───── Dataset

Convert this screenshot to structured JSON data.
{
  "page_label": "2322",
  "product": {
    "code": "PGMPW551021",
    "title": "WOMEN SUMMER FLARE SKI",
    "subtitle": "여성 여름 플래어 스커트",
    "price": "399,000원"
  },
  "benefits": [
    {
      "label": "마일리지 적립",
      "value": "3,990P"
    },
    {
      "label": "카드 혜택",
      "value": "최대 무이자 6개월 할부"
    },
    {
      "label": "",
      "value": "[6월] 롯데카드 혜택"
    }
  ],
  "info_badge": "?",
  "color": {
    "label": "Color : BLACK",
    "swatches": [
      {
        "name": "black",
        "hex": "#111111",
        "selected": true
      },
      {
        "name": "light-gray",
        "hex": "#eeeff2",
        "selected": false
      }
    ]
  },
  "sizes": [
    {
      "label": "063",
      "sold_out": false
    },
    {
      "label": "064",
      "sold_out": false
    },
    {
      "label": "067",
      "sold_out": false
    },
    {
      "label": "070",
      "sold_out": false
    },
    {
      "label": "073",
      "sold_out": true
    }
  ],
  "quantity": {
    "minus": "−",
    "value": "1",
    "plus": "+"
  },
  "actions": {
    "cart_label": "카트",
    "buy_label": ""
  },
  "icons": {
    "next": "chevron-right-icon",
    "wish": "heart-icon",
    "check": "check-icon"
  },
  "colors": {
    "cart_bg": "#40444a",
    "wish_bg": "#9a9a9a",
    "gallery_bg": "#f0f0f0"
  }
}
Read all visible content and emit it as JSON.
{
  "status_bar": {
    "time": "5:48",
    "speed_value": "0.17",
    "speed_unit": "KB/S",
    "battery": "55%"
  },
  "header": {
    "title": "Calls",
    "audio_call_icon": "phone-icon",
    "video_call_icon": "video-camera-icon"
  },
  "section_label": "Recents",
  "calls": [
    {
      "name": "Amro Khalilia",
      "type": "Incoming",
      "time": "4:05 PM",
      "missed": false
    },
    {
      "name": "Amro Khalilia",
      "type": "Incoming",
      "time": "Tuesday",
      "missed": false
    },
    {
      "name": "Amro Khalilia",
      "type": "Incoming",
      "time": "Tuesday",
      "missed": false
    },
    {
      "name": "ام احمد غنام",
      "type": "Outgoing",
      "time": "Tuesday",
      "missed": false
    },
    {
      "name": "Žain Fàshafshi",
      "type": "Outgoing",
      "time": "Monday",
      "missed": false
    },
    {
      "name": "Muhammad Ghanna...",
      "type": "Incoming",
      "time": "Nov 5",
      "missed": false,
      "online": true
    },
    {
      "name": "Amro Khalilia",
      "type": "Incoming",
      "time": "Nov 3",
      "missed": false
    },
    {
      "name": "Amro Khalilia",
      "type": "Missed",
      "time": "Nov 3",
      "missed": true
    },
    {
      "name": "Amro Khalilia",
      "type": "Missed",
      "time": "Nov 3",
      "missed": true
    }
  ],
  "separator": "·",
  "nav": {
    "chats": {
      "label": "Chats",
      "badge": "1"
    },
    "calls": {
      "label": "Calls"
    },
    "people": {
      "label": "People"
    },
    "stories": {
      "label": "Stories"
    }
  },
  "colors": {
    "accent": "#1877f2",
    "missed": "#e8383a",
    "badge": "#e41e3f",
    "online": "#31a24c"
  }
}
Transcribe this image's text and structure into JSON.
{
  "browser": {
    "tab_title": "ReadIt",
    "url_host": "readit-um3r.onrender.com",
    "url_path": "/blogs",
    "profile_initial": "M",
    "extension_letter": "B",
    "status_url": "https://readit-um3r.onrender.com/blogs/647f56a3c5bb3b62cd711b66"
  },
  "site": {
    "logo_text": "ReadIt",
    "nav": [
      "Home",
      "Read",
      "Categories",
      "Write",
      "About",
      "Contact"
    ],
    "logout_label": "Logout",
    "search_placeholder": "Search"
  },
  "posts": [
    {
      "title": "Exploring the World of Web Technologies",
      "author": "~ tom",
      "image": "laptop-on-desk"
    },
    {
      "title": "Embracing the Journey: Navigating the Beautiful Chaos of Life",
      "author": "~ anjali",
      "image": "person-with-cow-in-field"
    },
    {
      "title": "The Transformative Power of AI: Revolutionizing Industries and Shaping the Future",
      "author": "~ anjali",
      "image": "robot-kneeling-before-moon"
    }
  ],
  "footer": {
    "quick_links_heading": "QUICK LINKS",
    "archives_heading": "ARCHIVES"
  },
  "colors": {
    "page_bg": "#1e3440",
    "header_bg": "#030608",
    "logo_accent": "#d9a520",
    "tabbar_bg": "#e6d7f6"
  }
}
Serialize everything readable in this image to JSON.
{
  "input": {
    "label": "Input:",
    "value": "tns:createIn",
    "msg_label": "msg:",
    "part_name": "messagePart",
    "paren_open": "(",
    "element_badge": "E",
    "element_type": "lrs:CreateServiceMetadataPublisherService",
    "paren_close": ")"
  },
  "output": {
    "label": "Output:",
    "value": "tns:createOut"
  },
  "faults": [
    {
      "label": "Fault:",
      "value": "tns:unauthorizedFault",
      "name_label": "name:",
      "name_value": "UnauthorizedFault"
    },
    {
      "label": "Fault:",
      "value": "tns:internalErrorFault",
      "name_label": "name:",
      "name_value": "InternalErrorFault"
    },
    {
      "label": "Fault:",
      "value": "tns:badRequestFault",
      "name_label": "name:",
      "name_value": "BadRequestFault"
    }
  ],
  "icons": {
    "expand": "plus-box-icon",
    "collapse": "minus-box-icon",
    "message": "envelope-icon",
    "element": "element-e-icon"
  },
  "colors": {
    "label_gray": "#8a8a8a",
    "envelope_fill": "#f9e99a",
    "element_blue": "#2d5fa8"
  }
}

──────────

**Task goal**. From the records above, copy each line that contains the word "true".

**Solution to this problem**.
        "selected": true
      "sold_out": true
      "online": true
      "missed": true
      "missed": true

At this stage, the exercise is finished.